--- EXERCISE ---
The copy you return should hold every record below word for word and no images.

--- DATASET EXCERPTS ---
┄┄┄┄┄┄┄┄┄┄┄┄┄┄┄┄┄┄┄┄

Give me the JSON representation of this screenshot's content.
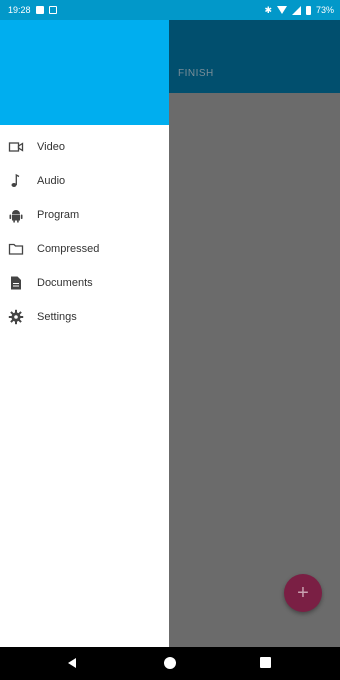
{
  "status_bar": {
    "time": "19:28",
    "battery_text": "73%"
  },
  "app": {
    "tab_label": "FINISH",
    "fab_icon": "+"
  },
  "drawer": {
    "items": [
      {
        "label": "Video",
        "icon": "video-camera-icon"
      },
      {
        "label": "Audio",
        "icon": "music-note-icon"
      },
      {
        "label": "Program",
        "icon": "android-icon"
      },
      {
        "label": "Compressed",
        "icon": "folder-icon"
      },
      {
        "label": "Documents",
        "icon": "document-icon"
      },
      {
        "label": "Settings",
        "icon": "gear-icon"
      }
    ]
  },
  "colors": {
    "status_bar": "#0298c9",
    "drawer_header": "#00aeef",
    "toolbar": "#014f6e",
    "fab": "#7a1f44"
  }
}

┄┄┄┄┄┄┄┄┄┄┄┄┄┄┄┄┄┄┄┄

--- TASK RESPONSE ---
Give me the JSON representation of this screenshot's content.
{
  "status_bar": {
    "time": "19:28",
    "battery_text": "73%"
  },
  "app": {
    "tab_label": "FINISH",
    "fab_icon": "+"
  },
  "drawer": {
    "items": [
      {
        "label": "Video",
        "icon": "video-camera-icon"
      },
      {
        "label": "Audio",
        "icon": "music-note-icon"
      },
      {
        "label": "Program",
        "icon": "android-icon"
      },
      {
        "label": "Compressed",
        "icon": "folder-icon"
      },
      {
        "label": "Documents",
        "icon": "document-icon"
      },
      {
        "label": "Settings",
        "icon": "gear-icon"
      }
    ]
  },
  "colors": {
    "status_bar": "#0298c9",
    "drawer_header": "#00aeef",
    "toolbar": "#014f6e",
    "fab": "#7a1f44"
  }
}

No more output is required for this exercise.